**EXERCISE DIRECTIONS:**
Wherever the word "screenshot" occurs in the lines below, copy the whole line.

[Opening DATASET EXCERPTS section]

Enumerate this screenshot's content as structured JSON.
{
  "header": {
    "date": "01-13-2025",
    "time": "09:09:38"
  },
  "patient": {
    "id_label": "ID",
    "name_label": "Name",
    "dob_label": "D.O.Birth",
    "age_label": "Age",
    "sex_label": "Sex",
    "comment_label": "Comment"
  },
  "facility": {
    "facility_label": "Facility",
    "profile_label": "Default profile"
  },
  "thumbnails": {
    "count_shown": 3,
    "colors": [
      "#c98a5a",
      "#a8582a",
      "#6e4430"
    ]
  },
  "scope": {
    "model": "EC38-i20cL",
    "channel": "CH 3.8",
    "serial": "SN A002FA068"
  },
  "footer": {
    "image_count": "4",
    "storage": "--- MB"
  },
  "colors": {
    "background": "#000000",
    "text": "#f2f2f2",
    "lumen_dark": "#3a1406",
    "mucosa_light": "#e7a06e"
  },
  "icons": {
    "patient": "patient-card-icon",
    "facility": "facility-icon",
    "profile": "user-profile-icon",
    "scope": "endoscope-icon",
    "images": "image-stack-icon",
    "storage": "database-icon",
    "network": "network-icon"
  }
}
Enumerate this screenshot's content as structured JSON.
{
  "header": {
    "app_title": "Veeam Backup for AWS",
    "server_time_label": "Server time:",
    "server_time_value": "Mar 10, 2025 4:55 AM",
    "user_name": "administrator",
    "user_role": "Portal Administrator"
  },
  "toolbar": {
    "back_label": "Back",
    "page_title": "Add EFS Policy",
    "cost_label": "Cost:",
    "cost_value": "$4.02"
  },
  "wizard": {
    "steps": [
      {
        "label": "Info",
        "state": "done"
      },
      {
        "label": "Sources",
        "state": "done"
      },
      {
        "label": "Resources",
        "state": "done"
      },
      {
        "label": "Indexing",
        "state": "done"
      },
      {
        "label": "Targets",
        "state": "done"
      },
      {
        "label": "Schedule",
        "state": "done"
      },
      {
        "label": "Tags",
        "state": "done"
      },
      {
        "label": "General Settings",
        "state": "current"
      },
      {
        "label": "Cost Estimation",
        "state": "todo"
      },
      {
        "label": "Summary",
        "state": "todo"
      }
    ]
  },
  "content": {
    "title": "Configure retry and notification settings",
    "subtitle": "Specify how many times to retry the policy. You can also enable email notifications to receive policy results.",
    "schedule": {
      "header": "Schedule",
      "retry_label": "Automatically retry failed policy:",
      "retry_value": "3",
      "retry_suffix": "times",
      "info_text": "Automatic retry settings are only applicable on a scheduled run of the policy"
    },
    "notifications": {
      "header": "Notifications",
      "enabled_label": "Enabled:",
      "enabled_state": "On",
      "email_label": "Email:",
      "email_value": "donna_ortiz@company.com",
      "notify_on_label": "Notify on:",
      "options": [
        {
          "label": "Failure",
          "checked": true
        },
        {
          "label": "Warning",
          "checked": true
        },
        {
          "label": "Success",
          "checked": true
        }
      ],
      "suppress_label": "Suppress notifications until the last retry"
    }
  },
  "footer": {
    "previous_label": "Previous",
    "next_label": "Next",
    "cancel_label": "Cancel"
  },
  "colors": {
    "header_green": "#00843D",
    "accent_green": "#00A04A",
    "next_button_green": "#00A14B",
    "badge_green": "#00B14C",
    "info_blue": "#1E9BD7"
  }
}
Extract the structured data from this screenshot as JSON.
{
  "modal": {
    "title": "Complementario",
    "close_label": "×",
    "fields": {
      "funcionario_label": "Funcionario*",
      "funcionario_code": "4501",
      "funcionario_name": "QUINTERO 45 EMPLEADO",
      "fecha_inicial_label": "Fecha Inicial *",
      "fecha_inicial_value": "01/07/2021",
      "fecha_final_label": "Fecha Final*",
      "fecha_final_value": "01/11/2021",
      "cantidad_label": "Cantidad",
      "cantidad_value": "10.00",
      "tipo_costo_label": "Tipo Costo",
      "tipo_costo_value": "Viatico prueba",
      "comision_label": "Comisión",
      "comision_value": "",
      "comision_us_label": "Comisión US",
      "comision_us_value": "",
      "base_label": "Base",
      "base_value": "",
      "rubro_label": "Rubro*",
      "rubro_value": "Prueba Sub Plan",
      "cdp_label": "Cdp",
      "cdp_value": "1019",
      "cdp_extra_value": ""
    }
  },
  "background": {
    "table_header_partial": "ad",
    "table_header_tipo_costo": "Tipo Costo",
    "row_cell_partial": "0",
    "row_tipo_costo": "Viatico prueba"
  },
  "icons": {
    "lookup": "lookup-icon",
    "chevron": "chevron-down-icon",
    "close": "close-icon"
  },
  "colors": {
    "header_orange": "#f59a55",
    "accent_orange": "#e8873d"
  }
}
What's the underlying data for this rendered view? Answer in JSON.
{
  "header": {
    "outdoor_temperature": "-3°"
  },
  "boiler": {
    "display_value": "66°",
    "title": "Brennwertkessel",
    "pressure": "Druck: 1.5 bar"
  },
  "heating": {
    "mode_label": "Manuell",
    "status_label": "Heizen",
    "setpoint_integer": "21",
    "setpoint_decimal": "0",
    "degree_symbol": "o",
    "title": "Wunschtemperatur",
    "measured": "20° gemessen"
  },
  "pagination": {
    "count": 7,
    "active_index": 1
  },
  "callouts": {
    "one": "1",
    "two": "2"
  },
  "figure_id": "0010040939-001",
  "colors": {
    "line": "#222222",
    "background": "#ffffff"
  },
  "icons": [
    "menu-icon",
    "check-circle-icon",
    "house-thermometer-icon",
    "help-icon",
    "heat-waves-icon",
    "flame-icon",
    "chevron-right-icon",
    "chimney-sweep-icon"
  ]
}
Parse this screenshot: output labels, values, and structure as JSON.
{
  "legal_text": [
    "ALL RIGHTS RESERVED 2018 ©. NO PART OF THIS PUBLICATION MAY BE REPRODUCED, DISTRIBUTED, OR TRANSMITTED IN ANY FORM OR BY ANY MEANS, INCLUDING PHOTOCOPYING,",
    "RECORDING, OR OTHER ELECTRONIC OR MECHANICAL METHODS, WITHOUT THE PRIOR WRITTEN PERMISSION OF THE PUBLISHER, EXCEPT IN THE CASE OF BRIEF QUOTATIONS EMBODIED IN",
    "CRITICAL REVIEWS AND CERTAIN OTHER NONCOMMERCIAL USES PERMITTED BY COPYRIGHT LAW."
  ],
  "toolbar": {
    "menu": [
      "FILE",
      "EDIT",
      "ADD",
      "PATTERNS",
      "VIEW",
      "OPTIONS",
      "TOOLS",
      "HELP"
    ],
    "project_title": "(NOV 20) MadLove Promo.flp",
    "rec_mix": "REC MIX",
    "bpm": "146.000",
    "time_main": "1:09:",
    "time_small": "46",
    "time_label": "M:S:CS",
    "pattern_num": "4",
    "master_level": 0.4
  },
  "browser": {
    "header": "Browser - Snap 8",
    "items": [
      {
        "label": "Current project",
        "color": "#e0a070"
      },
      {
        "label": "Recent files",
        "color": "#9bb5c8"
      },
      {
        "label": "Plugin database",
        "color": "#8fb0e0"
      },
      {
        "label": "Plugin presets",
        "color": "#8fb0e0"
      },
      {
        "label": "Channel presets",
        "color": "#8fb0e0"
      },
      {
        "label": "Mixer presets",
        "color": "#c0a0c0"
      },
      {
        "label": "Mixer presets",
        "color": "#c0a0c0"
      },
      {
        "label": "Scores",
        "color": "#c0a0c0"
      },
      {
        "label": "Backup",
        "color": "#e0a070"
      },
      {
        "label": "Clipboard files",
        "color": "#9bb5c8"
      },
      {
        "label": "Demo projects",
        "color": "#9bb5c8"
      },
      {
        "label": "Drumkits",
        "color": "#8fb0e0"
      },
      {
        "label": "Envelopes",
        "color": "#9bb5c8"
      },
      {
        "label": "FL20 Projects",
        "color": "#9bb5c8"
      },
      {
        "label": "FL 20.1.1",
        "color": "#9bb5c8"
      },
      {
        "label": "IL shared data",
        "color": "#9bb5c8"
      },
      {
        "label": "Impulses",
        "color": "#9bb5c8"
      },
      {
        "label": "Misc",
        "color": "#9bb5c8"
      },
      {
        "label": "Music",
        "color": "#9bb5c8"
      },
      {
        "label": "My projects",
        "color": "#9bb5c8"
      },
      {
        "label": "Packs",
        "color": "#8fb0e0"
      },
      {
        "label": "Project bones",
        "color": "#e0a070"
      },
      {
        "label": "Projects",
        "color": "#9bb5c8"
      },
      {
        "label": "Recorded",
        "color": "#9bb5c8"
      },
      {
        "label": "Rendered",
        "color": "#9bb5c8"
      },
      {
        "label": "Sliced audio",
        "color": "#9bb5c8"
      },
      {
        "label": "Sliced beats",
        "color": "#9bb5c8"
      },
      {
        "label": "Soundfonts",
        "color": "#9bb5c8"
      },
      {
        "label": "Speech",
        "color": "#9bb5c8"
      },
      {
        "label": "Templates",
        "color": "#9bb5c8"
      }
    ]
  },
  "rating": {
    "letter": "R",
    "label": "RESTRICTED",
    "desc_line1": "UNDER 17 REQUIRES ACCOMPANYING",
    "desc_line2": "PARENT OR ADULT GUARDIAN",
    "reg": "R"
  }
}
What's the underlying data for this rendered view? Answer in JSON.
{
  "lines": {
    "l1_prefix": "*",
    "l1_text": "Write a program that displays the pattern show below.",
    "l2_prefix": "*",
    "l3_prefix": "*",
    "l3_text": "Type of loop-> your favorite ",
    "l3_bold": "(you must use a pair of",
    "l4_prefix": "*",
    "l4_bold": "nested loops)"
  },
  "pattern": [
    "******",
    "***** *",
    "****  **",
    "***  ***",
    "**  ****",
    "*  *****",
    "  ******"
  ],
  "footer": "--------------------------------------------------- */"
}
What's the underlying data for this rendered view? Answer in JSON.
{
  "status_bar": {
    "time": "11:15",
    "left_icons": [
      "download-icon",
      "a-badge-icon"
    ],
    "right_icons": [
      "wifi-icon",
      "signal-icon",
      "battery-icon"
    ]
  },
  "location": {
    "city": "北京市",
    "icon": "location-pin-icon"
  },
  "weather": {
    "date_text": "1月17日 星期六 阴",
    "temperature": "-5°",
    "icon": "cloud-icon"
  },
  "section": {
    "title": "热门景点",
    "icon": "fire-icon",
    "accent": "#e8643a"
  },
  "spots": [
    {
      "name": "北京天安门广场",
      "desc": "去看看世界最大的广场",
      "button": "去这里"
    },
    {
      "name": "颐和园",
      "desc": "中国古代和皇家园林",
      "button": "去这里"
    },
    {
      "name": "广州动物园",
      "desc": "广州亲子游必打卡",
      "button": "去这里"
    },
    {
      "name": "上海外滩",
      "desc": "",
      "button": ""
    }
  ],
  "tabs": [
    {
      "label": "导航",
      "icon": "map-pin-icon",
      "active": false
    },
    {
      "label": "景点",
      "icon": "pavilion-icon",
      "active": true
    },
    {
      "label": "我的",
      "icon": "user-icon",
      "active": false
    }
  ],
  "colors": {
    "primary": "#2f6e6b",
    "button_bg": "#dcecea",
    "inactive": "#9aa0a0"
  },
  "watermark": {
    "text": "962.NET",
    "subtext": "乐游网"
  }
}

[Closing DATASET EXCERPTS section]

**EXERCISE SOLUTION:**
Enumerate this screenshot's content as structured JSON.
Enumerate this screenshot's content as structured JSON.
Extract the structured data from this screenshot as JSON.
Parse this screenshot: output labels, values, and structure as JSON.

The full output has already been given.